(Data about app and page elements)
━━━━━━━━
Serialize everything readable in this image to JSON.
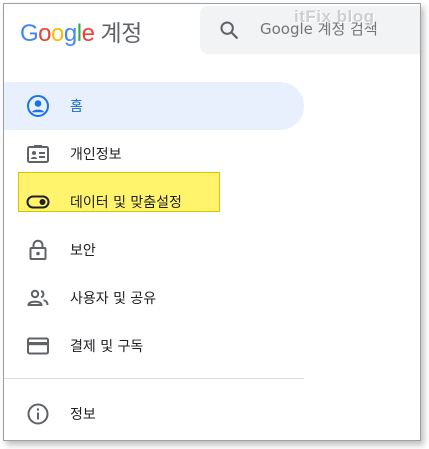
{
  "header": {
    "logo_google": "Google",
    "logo_suffix": "계정",
    "search": {
      "placeholder": "Google 계정 검색",
      "value": ""
    }
  },
  "watermark": "itFix blog",
  "nav": {
    "items": [
      {
        "label": "홈",
        "icon": "account-circle-icon",
        "active": true
      },
      {
        "label": "개인정보",
        "icon": "id-card-icon"
      },
      {
        "label": "데이터 및 맞춤설정",
        "icon": "toggle-icon",
        "highlighted": true
      },
      {
        "label": "보안",
        "icon": "lock-icon"
      },
      {
        "label": "사용자 및 공유",
        "icon": "people-icon"
      },
      {
        "label": "결제 및 구독",
        "icon": "credit-card-icon"
      }
    ],
    "footer_item": {
      "label": "정보",
      "icon": "info-icon"
    }
  },
  "colors": {
    "active_bg": "#e8f0fe",
    "active_text": "#1967d2",
    "highlight": "#fff46b"
  }
}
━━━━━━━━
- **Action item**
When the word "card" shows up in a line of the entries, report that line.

- **Response to the task**
        "icon": "id-card-icon"
        "icon": "credit-card-icon"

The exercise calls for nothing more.